There is no tyranny of the majority except as it expressed itself through the centralized authoritarian institutions that levy top-down control over the supposedly consenting masses. The article jumps from the clear fact that the majority is sometimes wrong to the mistaken conclusion that we have something to fear from the majority, or that the prevailing opinion is suspicious. This is an incredibly dangerous leap in logic, and should be examined a bit more carefully. 

Just for instance, the prevailing opinions of scientists is usually a pretty reliable guide to the truth. It doesn't give you certainty, but the stronger the majority consensus, the more reliable we can take the conclusions to be. In fact, we take majority consensus to be one of the most impotant thresholds for the acceptance of a scientific theory there is. A mistaken scientific paradigm might be frustratingly difficult to overturn, but this stability is part of what makes scientific consensus such a strongly reliable indicator of the truth. In other words, there is no tyranny of the majority in science; in fact, it is an case where we all expect the majority to rule, even when we grant that the majority can be mistaken. 

A mistaken majority is only a problem when they wield the kind of power that we usually only grant to institutional bureaucracies like a state. Democratic states are designed to slow down the zeal of the majority to ensure justice and respect of equal rights. For instance, I don't think so, but you might think that the state can legitimately sentence a prisoner to death for sufficient crimes; still, no one wants an unruly mob to be able to exact analogous justice without the safety of the courts. 

One response in this situation is to say argue that we don't want the people, the unruly masses, to have control of the courts and the other institutions of state justice.

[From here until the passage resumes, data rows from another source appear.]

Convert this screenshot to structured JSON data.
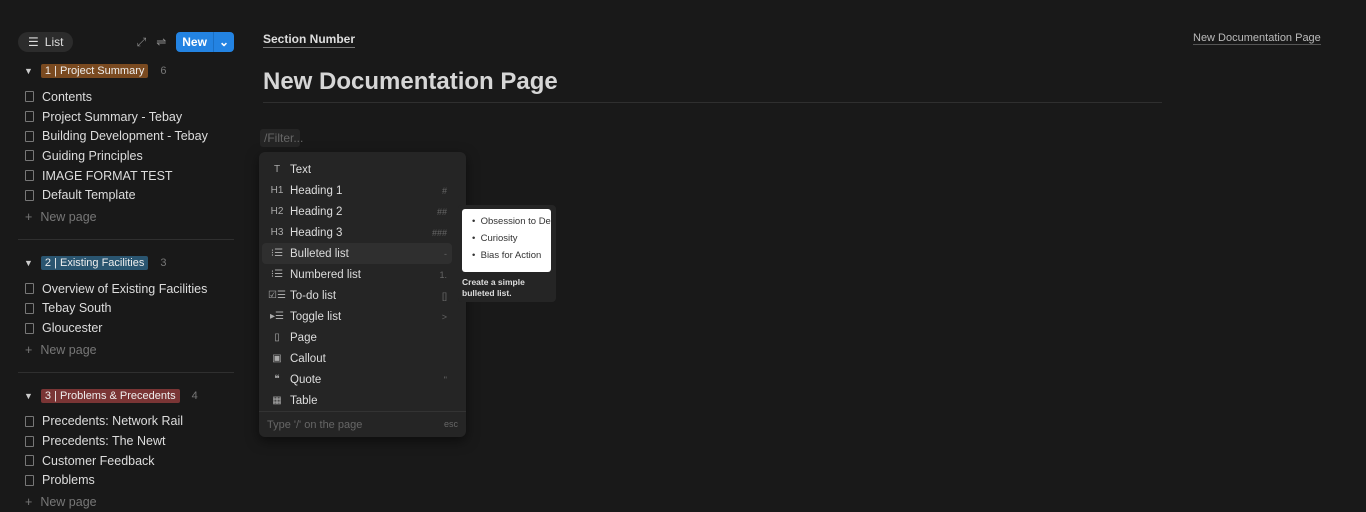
{
  "sidebar": {
    "view_label": "List",
    "new_label": "New",
    "groups": [
      {
        "tag": "1 | Project Summary",
        "color": "#7a4a20",
        "count": "6",
        "items": [
          "Contents",
          "Project Summary - Tebay",
          "Building Development - Tebay",
          "Guiding Principles",
          "IMAGE FORMAT TEST",
          "Default Template"
        ]
      },
      {
        "tag": "2 | Existing Facilities",
        "color": "#2a5570",
        "count": "3",
        "items": [
          "Overview of Existing Facilities",
          "Tebay South",
          "Gloucester"
        ]
      },
      {
        "tag": "3 | Problems & Precedents",
        "color": "#7a3535",
        "count": "4",
        "items": [
          "Precedents: Network Rail",
          "Precedents: The Newt",
          "Customer Feedback",
          "Problems"
        ]
      }
    ],
    "new_page": "New page"
  },
  "main": {
    "section": "Section Number",
    "title": "New Documentation Page",
    "top_right": "New Documentation Page",
    "filter_placeholder": "/Filter..."
  },
  "menu": {
    "items": [
      {
        "label": "Text",
        "icon": "T",
        "shortcut": ""
      },
      {
        "label": "Heading 1",
        "icon": "H1",
        "shortcut": "#"
      },
      {
        "label": "Heading 2",
        "icon": "H2",
        "shortcut": "##"
      },
      {
        "label": "Heading 3",
        "icon": "H3",
        "shortcut": "###"
      },
      {
        "label": "Bulleted list",
        "icon": "⁝☰",
        "shortcut": "-"
      },
      {
        "label": "Numbered list",
        "icon": "⁝☰",
        "shortcut": "1."
      },
      {
        "label": "To-do list",
        "icon": "☑☰",
        "shortcut": "[]"
      },
      {
        "label": "Toggle list",
        "icon": "▸☰",
        "shortcut": ">"
      },
      {
        "label": "Page",
        "icon": "▯",
        "shortcut": ""
      },
      {
        "label": "Callout",
        "icon": "▣",
        "shortcut": ""
      },
      {
        "label": "Quote",
        "icon": "❝",
        "shortcut": "\""
      },
      {
        "label": "Table",
        "icon": "▦",
        "shortcut": ""
      }
    ],
    "footer_a": "Type '/' on the page",
    "footer_esc": "esc"
  },
  "preview": {
    "bullets": [
      "Obsession to Detail",
      "Curiosity",
      "Bias for Action"
    ],
    "description": "Create a simple bulleted list."
  }
}
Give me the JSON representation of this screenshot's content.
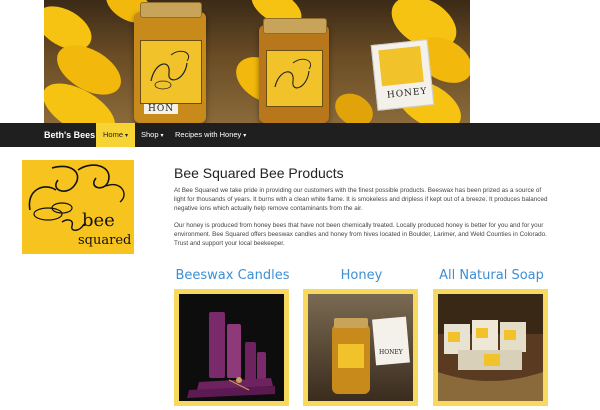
{
  "hero": {
    "jar_label": "HONEY",
    "jar_label_partial": "HON"
  },
  "navbar": {
    "brand": "Beth's Bees",
    "items": [
      {
        "label": "Home",
        "caret": "▾",
        "active": true
      },
      {
        "label": "Shop",
        "caret": "▾",
        "active": false
      },
      {
        "label": "Recipes with Honey",
        "caret": "▾",
        "active": false
      }
    ]
  },
  "logo": {
    "text": "bee squared"
  },
  "main": {
    "title": "Bee Squared Bee Products",
    "paragraphs": [
      "At Bee Squared we take pride in providing our customers with the finest possible products. Beeswax has been prized as a source of light for thousands of years. It burns with a clean white flame. It is smokeless and dripless if kept out of a breeze. It produces balanced negative ions which actually help remove contaminants from the air.",
      "Our honey is produced from honey bees that have not been chemically treated. Locally produced honey is better for you and for your environment. Bee Squared offers beeswax candles and honey from hives located in Boulder, Larimer, and Weld Counties in Colorado. Trust and support your local beekeeper."
    ]
  },
  "products": [
    {
      "title": "Beeswax Candles"
    },
    {
      "title": "Honey",
      "jar_label": "HONEY"
    },
    {
      "title": "All Natural Soap"
    }
  ],
  "colors": {
    "navbar_bg": "#1f1f1f",
    "active_nav": "#f7d436",
    "product_title": "#3d8fd6",
    "frame": "#f7d95d",
    "logo_bg": "#f7c41f"
  }
}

This might prompt one to write spook stories about the dangers of the "tyranny of majorities". 

But why isn't the lesson equally as clear that we should be afraid of the courts and other methods for institutionalizing and centralizing power? Sure, those institutions are dangerous when controlled by the mob, but they are just as dangerous when controlled by trained professionals. Even when those professionals have been well-intentioned, they tend to use the instruments of just government in order to commit vile atrocities and acts of abject inhumanity. 

We should be suspicious of these arms of institutional control, whereby our individual wills are subject to the whims of any entity other than ourselves. This goes just as much for mobs as for anything else. However, the existence of these systems of control should not give us reason to be skeptical of each other whatsoever. Turning us against ourselves is part of those very systems of control. Yet instead of treating these systems of control directly, the author of the article turns against the people so controlled, yet another way of perpetuating the crime. 

Discussions such as these dramatically underappreciate the real power of democratic consensus; the fact that we've seem to have lost sight of the importance of democratic consensus is one of the core tragedies of the modern age.